About: A sixth year student with a passion for reading, drawing and learning languages, Caoimhe finds it easiest to write in the small windows she can carve out of an otherwise busy day. Not looking to slow down, she’s eagerly looking forward to hitting university next year.
I feel more Irish when I’m abroad.
I break out the cúpla focail and
Use them to insult the locals
Without them knowing.
I watch the watery foreign milk
Dissolving my Especial K,
And say: ‘It just tastes better at home'.
But when I get back, I remember
How much I hate it here.
It’s cold and dull here, there’s no
People here, there’s two sheep
For every one of me, all of my
Relatives put bricks on my head
And fill my veins with tea,
I don’t want to stay.
I want to run away like everyone
My age, and at 18 my parents
Were the same, and their parents
Too, on and on from the generations
Chased out by skeletons and the
Fear of rotting among potatoes
In the grave. You’re not really
Irish if you never emigrate.
In 10 years I will be wishing
My parents ‘Merry Christmas’
From behind a computer screen.
I’ll argue with my fiancé over
Which country we have
Our wedding in. It would
Be cruel to call my son Oisín.
What is emigration to the
Irish but an extended holiday?
A mandatory, sometimes
Life-long excursion where you
Lose only half your accent and
Your heart breaks every time
You look across the sea. Being

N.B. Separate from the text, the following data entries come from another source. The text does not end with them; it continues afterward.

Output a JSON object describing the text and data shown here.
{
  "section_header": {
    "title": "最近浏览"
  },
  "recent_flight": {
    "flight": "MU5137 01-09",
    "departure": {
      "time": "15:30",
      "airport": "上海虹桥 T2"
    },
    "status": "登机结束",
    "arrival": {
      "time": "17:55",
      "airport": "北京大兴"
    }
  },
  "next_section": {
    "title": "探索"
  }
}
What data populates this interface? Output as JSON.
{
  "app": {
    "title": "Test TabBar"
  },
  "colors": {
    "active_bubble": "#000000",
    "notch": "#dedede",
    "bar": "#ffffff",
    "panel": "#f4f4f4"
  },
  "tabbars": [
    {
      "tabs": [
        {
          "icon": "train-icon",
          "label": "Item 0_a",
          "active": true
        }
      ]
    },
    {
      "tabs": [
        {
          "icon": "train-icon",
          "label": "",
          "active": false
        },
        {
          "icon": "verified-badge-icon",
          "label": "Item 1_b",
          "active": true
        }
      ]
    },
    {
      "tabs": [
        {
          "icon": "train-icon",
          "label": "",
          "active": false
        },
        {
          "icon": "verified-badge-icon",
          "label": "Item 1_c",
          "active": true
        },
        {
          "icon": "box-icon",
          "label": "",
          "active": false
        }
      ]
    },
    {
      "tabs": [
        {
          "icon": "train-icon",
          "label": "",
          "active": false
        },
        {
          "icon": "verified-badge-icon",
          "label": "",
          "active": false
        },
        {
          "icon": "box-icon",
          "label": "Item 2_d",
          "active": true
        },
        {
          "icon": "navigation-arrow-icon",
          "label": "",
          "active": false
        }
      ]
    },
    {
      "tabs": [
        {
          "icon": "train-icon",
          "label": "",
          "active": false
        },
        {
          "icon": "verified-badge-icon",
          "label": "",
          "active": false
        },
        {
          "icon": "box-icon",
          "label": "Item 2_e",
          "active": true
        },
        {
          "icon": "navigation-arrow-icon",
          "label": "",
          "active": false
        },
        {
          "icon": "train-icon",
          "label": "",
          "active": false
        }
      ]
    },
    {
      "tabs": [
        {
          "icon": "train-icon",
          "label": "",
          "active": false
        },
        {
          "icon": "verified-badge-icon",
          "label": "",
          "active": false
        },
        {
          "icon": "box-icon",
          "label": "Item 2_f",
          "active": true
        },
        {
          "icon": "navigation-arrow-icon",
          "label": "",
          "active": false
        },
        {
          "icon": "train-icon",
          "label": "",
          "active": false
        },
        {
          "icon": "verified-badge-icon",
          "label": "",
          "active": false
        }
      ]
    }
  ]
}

Irish is a backwards nationality.
I only feel like I’m from Ireland
If I leave.
Tell us you like this